## How to complete this task
Set down every record below exactly as it stands.

## Data about app and page elements
■ ■ ■

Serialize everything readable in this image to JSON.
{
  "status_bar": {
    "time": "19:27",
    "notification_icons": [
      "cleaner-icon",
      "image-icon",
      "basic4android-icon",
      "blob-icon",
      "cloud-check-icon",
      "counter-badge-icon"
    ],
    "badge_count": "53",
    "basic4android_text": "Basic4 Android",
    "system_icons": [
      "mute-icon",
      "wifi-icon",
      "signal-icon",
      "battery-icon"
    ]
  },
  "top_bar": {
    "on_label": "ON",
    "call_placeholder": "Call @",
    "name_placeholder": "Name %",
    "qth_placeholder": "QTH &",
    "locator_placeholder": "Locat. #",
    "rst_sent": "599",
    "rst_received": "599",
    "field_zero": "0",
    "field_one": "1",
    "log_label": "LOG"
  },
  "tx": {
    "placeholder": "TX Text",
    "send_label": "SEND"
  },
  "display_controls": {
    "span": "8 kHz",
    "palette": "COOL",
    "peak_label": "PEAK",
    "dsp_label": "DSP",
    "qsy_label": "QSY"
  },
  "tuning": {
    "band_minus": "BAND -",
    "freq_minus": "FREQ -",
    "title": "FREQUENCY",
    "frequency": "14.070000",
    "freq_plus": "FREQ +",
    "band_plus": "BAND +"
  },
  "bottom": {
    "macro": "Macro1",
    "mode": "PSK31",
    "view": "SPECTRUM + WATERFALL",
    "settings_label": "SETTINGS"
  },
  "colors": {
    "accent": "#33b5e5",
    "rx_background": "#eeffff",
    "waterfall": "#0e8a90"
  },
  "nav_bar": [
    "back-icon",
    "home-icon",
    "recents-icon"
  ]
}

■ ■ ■

## Answer to the problem
Serialize everything readable in this image to JSON.
{
  "status_bar": {
    "time": "19:27",
    "notification_icons": [
      "cleaner-icon",
      "image-icon",
      "basic4android-icon",
      "blob-icon",
      "cloud-check-icon",
      "counter-badge-icon"
    ],
    "badge_count": "53",
    "basic4android_text": "Basic4 Android",
    "system_icons": [
      "mute-icon",
      "wifi-icon",
      "signal-icon",
      "battery-icon"
    ]
  },
  "top_bar": {
    "on_label": "ON",
    "call_placeholder": "Call @",
    "name_placeholder": "Name %",
    "qth_placeholder": "QTH &",
    "locator_placeholder": "Locat. #",
    "rst_sent": "599",
    "rst_received": "599",
    "field_zero": "0",
    "field_one": "1",
    "log_label": "LOG"
  },
  "tx": {
    "placeholder": "TX Text",
    "send_label": "SEND"
  },
  "display_controls": {
    "span": "8 kHz",
    "palette": "COOL",
    "peak_label": "PEAK",
    "dsp_label": "DSP",
    "qsy_label": "QSY"
  },
  "tuning": {
    "band_minus": "BAND -",
    "freq_minus": "FREQ -",
    "title": "FREQUENCY",
    "frequency": "14.070000",
    "freq_plus": "FREQ +",
    "band_plus": "BAND +"
  },
  "bottom": {
    "macro": "Macro1",
    "mode": "PSK31",
    "view": "SPECTRUM + WATERFALL",
    "settings_label": "SETTINGS"
  },
  "colors": {
    "accent": "#33b5e5",
    "rx_background": "#eeffff",
    "waterfall": "#0e8a90"
  },
  "nav_bar": [
    "back-icon",
    "home-icon",
    "recents-icon"
  ]
}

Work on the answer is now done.